It's not only redevelopment but vandalism from which trees suffer. Readers will recall the cutting down of the Christmas Tree in the . Square. At the same time one of the trees, a winter flowering cherry which was in full bloom last spring, planted by our M.P. Lorna Fitzsimons, was chopped on the same night by, presumably the same gang. However, thanks to the RMBC Tree Officers, we now have a new holly (see Winter '98 Newsletter) planted as a replacement and an Acer alongside the large light. We have written to thank RMBC Ground Maintenance Department.

You will read on another page about the Shorehurst tree planting. However we are always on the look out for new sites, so do give one of the Committee members a ring if you have any ideas on where a tree or trees could be planted.


Littleborough Civic Trust Footpath Group

Spring 1999 Walks Programme

Sunday 14th March - Thieveley Pike Circular (5 miles)
Meet at Littleborough Square at 1.30pm. Cars to Ratten Clough Car Park
Leader: Michael Farrell

Sunday 28th March - Strongstry — Shuttleworth — Plunge (5.75 miles)
Meet at Littleborough Square at 1.30pm. Cars to Exchange Street, Edenfield
Leader: Joe Taylor

Sunday 11th April - Around Midgely Moor (5 miles)
Meet at Littleborough Square at 1.30pm. Cars to Mytholmroyd
Leader: Geoff. Sutcliffe

Sunday 25th April - Mams Head Circular (5.5 miles)
Meet at Littleborough Square at 1.30pm. Cars to layby before Baiting’s Dam
Leader: Harry Radcliffe

Sunday 9th May - Whitworth Boundary Walk (14 miles)
Meet at Whitworth Museum, North Street at 10.00am
Leader: A. Schofleld


Round Hallfold (4.5 miles)
Meet at Whitworth Museum, North Street at 2.00pm
Leader; B. Taylor

Sunday 23rd May - Wharfedale Circular (10 miles)
Meet at Littleborough Square at 9.00am.
Leader: Geoff.
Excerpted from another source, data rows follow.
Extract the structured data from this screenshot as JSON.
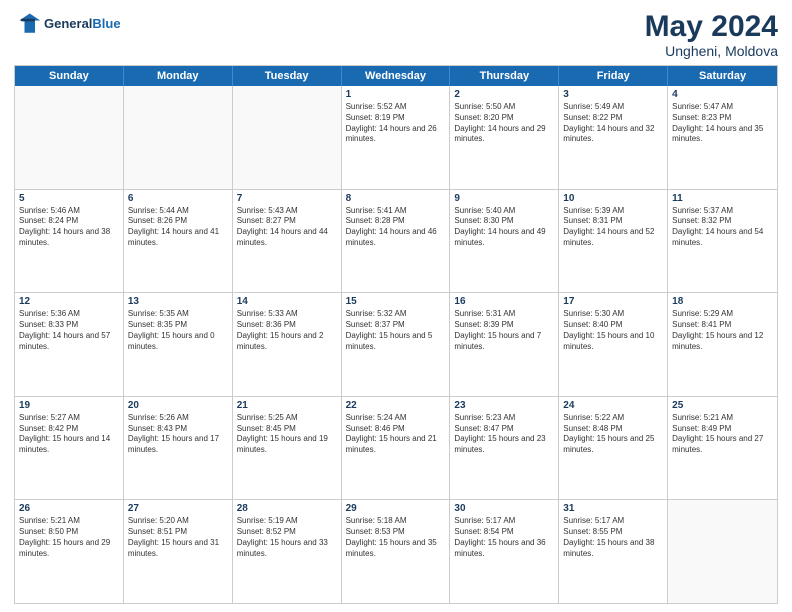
{
  "logo": {
    "line1": "General",
    "line2": "Blue"
  },
  "title": {
    "month_year": "May 2024",
    "location": "Ungheni, Moldova"
  },
  "days_of_week": [
    "Sunday",
    "Monday",
    "Tuesday",
    "Wednesday",
    "Thursday",
    "Friday",
    "Saturday"
  ],
  "weeks": [
    [
      {
        "day": "",
        "info": ""
      },
      {
        "day": "",
        "info": ""
      },
      {
        "day": "",
        "info": ""
      },
      {
        "day": "1",
        "info": "Sunrise: 5:52 AM\nSunset: 8:19 PM\nDaylight: 14 hours and 26 minutes."
      },
      {
        "day": "2",
        "info": "Sunrise: 5:50 AM\nSunset: 8:20 PM\nDaylight: 14 hours and 29 minutes."
      },
      {
        "day": "3",
        "info": "Sunrise: 5:49 AM\nSunset: 8:22 PM\nDaylight: 14 hours and 32 minutes."
      },
      {
        "day": "4",
        "info": "Sunrise: 5:47 AM\nSunset: 8:23 PM\nDaylight: 14 hours and 35 minutes."
      }
    ],
    [
      {
        "day": "5",
        "info": "Sunrise: 5:46 AM\nSunset: 8:24 PM\nDaylight: 14 hours and 38 minutes."
      },
      {
        "day": "6",
        "info": "Sunrise: 5:44 AM\nSunset: 8:26 PM\nDaylight: 14 hours and 41 minutes."
      },
      {
        "day": "7",
        "info": "Sunrise: 5:43 AM\nSunset: 8:27 PM\nDaylight: 14 hours and 44 minutes."
      },
      {
        "day": "8",
        "info": "Sunrise: 5:41 AM\nSunset: 8:28 PM\nDaylight: 14 hours and 46 minutes."
      },
      {
        "day": "9",
        "info": "Sunrise: 5:40 AM\nSunset: 8:30 PM\nDaylight: 14 hours and 49 minutes."
      },
      {
        "day": "10",
        "info": "Sunrise: 5:39 AM\nSunset: 8:31 PM\nDaylight: 14 hours and 52 minutes."
      },
      {
        "day": "11",
        "info": "Sunrise: 5:37 AM\nSunset: 8:32 PM\nDaylight: 14 hours and 54 minutes."
      }
    ],
    [
      {
        "day": "12",
        "info": "Sunrise: 5:36 AM\nSunset: 8:33 PM\nDaylight: 14 hours and 57 minutes."
      },
      {
        "day": "13",
        "info": "Sunrise: 5:35 AM\nSunset: 8:35 PM\nDaylight: 15 hours and 0 minutes."
      },
      {
        "day": "14",
        "info": "Sunrise: 5:33 AM\nSunset: 8:36 PM\nDaylight: 15 hours and 2 minutes."
      },
      {
        "day": "15",
        "info": "Sunrise: 5:32 AM\nSunset: 8:37 PM\nDaylight: 15 hours and 5 minutes."
      },
      {
        "day": "16",
        "info": "Sunrise: 5:31 AM\nSunset: 8:39 PM\nDaylight: 15 hours and 7 minutes."
      },
      {
        "day": "17",
        "info": "Sunrise: 5:30 AM\nSunset: 8:40 PM\nDaylight: 15 hours and 10 minutes."
      },
      {
        "day": "18",
        "info": "Sunrise: 5:29 AM\nSunset: 8:41 PM\nDaylight: 15 hours and 12 minutes."
      }
    ],
    [
      {
        "day": "19",
        "info": "Sunrise: 5:27 AM\nSunset: 8:42 PM\nDaylight: 15 hours and 14 minutes."
      },
      {
        "day": "20",
        "info": "Sunrise: 5:26 AM\nSunset: 8:43 PM\nDaylight: 15 hours and 17 minutes."
      },
      {
        "day": "21",
        "info": "Sunrise: 5:25 AM\nSunset: 8:45 PM\nDaylight: 15 hours and 19 minutes."
      },
      {
        "day": "22",
        "info": "Sunrise: 5:24 AM\nSunset: 8:46 PM\nDaylight: 15 hours and 21 minutes."
      },
      {
        "day": "23",
        "info": "Sunrise: 5:23 AM\nSunset: 8:47 PM\nDaylight: 15 hours and 23 minutes."
      },
      {
        "day": "24",
        "info": "Sunrise: 5:22 AM\nSunset: 8:48 PM\nDaylight: 15 hours and 25 minutes."
      },
      {
        "day": "25",
        "info": "Sunrise: 5:21 AM\nSunset: 8:49 PM\nDaylight: 15 hours and 27 minutes."
      }
    ],
    [
      {
        "day": "26",
        "info": "Sunrise: 5:21 AM\nSunset: 8:50 PM\nDaylight: 15 hours and 29 minutes."
      },
      {
        "day": "27",
        "info": "Sunrise: 5:20 AM\nSunset: 8:51 PM\nDaylight: 15 hours and 31 minutes."
      },
      {
        "day": "28",
        "info": "Sunrise: 5:19 AM\nSunset: 8:52 PM\nDaylight: 15 hours and 33 minutes."
      },
      {
        "day": "29",
        "info": "Sunrise: 5:18 AM\nSunset: 8:53 PM\nDaylight: 15 hours and 35 minutes."
      },
      {
        "day": "30",
        "info": "Sunrise: 5:17 AM\nSunset: 8:54 PM\nDaylight: 15 hours and 36 minutes."
      },
      {
        "day": "31",
        "info": "Sunrise: 5:17 AM\nSunset: 8:55 PM\nDaylight: 15 hours and 38 minutes."
      },
      {
        "day": "",
        "info": ""
      }
    ]
  ]
}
Sutcliffe


Local Walk
Meet at Littleborough Square at 2.00 p.m.

Sunday 6th June - Kelbrook Moor (7 miles)
Meet Littleborough Square at 1.00pm.
Leader: David Costa

Sunday 20th June - Pennine Way — Windy Hill - Rough Road (7 miles)
Meet at Roman Road Car Park, Blackstone Edge at 1.45pm.
Leader: Michael Farrell

Sunday 4th July - Local Walk (4 — 5 miles)
Meet Littleborough Square at 2.00 pm.
Leader: Kevin Kiernan

Please note that dogs are not allowed on these walks.


Membership Registration Form



Editor: Chris Wilkinson